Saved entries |
###

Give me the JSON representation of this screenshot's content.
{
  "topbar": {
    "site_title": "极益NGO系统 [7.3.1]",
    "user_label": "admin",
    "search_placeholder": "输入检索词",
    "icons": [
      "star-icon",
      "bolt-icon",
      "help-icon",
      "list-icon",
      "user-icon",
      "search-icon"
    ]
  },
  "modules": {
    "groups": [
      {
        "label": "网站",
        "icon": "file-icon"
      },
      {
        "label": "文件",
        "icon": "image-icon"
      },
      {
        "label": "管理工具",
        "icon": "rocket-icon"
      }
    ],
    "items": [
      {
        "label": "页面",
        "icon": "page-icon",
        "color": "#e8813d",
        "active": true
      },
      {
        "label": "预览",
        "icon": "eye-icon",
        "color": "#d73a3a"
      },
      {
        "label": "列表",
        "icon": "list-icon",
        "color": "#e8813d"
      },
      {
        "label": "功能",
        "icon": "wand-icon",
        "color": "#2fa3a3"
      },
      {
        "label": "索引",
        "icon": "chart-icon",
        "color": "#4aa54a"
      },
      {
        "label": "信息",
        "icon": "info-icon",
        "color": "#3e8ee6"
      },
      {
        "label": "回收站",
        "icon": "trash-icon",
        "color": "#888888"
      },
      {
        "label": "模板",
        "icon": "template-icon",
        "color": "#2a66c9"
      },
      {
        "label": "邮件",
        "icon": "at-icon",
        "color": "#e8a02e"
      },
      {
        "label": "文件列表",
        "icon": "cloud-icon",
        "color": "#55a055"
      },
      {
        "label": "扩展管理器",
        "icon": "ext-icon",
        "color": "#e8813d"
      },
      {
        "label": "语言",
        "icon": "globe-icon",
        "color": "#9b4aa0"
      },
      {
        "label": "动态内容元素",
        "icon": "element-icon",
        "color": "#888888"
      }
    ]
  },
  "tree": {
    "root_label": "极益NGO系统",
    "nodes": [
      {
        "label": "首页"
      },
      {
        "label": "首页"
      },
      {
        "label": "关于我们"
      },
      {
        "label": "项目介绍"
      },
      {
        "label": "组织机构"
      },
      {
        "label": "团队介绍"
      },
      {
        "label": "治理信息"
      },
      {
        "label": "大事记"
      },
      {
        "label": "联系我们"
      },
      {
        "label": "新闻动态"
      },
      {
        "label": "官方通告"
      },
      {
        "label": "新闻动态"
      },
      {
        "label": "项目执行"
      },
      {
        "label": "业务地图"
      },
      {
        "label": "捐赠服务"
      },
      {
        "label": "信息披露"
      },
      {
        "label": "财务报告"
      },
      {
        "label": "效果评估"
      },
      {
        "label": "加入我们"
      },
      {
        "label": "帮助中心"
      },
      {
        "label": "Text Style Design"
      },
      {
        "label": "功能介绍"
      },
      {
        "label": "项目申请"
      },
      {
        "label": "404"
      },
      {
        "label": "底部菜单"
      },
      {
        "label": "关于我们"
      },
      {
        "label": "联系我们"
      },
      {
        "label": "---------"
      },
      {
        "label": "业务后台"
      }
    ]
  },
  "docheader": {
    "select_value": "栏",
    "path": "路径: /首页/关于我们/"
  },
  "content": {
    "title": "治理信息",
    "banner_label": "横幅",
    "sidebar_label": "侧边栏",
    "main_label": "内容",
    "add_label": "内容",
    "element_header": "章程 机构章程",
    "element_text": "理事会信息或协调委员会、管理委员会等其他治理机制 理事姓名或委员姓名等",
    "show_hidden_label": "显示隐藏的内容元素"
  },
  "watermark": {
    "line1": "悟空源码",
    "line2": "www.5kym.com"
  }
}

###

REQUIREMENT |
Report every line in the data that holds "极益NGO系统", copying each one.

EXPECTED ANSWER |
    "site_title": "极益NGO系统 [7.3.1]",
    "root_label": "极益NGO系统",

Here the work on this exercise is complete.